Therapeutic Cardiothread production for Heart Therapy with a 3D Printed CAD Assembler Device Which Binds Stem Cells to Suture using Fibrin and Gelatin

Markstein 210

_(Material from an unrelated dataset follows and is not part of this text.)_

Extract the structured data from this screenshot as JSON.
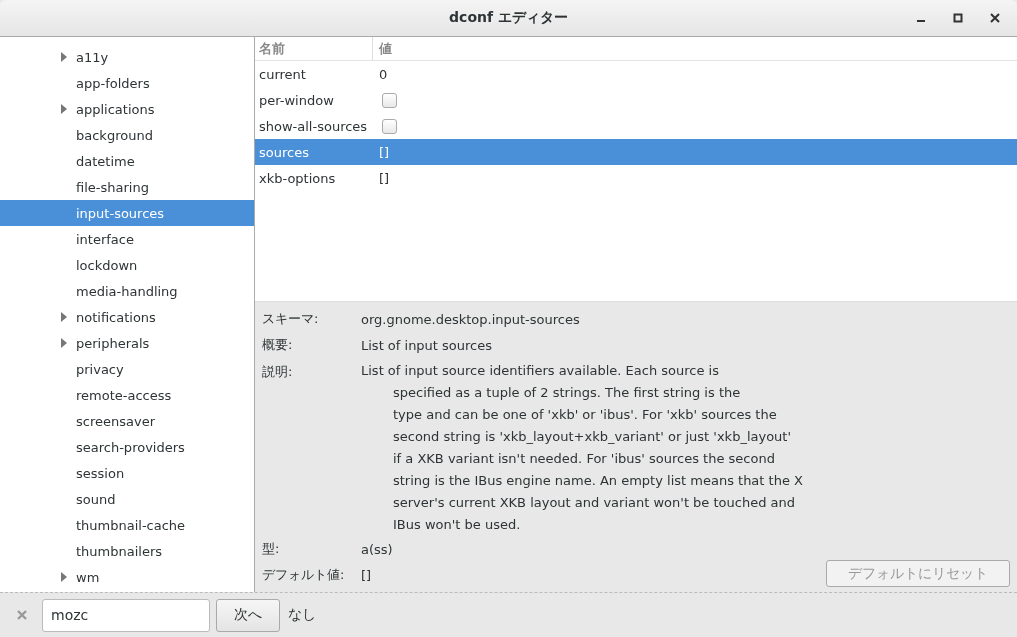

This project aims to improve the methods for producing heart cells from stem cells that can be used to create cell-coated suture for applications to heal a heart damaged by disease or injury. This living surgical grade living suture termed “Cardiothread” has been produced for three years in the lab and is intended to be a tool to bridge damaged areas of the heart. Some applications of cardiothread are intended to be in healing suture transplanted blood veins/arteries after myocardial infarction, improve repair of xenograph porcine tissue for valve replacement, and bridge torn or damaged tissue directly or in conjunction with heart tissue patches produced by transdifferentiation technologies of the patients own cells. A major barrier exists in loading the patient’s stem cells/skin cells to be differentiated/transdifferentiated onto the collagen suture. The hypothesis of this experiment is that a device termed the “Cardiothread Assembler” could be used to add gelatin, cells, fibrinogen, and thrombin to a suture in a flow-through sequence onto a newly designed device produced by CAD and printed in 3D. This mechanical device takes standard sterilized suture stock thread from an origin “spindle” on one end of the assembler through a dipping process to add cells and other binding factors and spooled on a destination “bobbin”. The bobbin with the living thread wrapped on it is removed and cultivated in a standard 6-well tissue culture dish for differentiation into beating heart cells. The model system chosen for proof of principle is utilizes differentiating P19.CL6 mouse pluripotent cells on the suture into cardiac cells in the presence of 1% DMSO. Furthermore, when the prepared bobbin is cultured in the six-well petri dish, a novel newly designed pacemaker sends an electric current along platinum wire through a modified culture dish lid to the bobbin. This further stimulates uniform beating and growth of cardiomyocytes on the suture prior to its use in surgery. The results of the experiment showed that this approach is feasible. More experiments are needed to confirm that even and continuous growth of the cells on the suture has occurred. Quality control metrics for producing Cardiothread is currently manually recorded and monitored using a dissecting microscope. Software to evaluate the thickness of the cell coating and speed at which the thread passes through each stage of the “assembler” processes is a future objective.